Tissue CO2 as a Solution:  What is needed is a monitoring device that can identify decreasing tissue blood flow prior to impaired metabolic function.  Since tissue can sustain oxidative phosphorylation (the central process of energy production of the cell) well into low blood flow states, both O2 extraction by the tissue and carbon dioxide (CO2) production remain relatively constant in a tissue bed as local blood flow initially declines.  Although tissue O2 can be measured, owing to the heterogeneity of metabolic rates and the slow diffusion of O2 into the tissues from the blood, its measure to assess early forms of circulatory shock is poor. CO2 can also be measured and, in contrast to O2 measurement, changes in tissue CO2 levels can accurately track changes in local blood flow within physiologic limits owing to the high diffusing capacity of CO2 to cross lipid barriers and fluid spaces.  Thus, a device that measures tissue CO2 levels could be very helpful in identifying early shock, as CO2 levels will rise well before tissue ischemia.  This same device could be used to tract the effectiveness of resuscitation efforts, as CO2 levels will decline to their baseline values again once local blood flow returns to its baseline values.

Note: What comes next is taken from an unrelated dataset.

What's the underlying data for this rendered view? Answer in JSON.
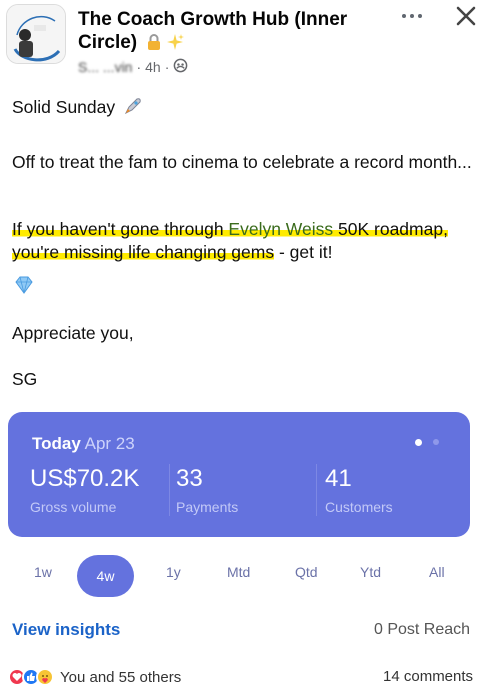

Buccal CO2 as a Measure of Convenience:  The oral mucosal constitutes an ideal site to measure tissue CO2, especially if the sensing probe is isolated from ambient air and can be seated in a patient’s mouth with minimal discomfort.  Numerous studies have documented that both sublingual and buccal mucosal CO2 levels track circulatory stress in a quantitative fashion.  In experimental models of hemorrhagic shock, sublingual CO2 levels rapidly rise before hypotension develops and fall during resuscitation only after total cardiac output is restored, even though blood pressure is restored earlier.

All forms of circulatory shock, if associated with an initial decrease in cardiac output, will be associated with a rise in buccal CO2, and this rise will occur early during the adaptive stage of shock when blood pressure remains normal.  The two most common forms of shock are hemorrhagic and septic shock.  Both initially present with decreased blood flow, though for different reasons.  Thus, monitoring buccal CO2 levels for its increase in a patient at risk for sepsis or bleeding constitutes a reasonable cost-effective early warning monitor.  Indeed, buccal CO2 monitoring may represent an ideal tool for a non-invasive monitor that can be applied early so as to target high-risk patient subgroups without fear of iatrogenic complications or false negative results.  Buccal CO2 may also be used to titrate resuscitation therapies, although most clinical studies show that the major benefit of any monitoring in septic shock comes from its early identification, triggering early appropriate antibiotic use and initial fluid resuscitation.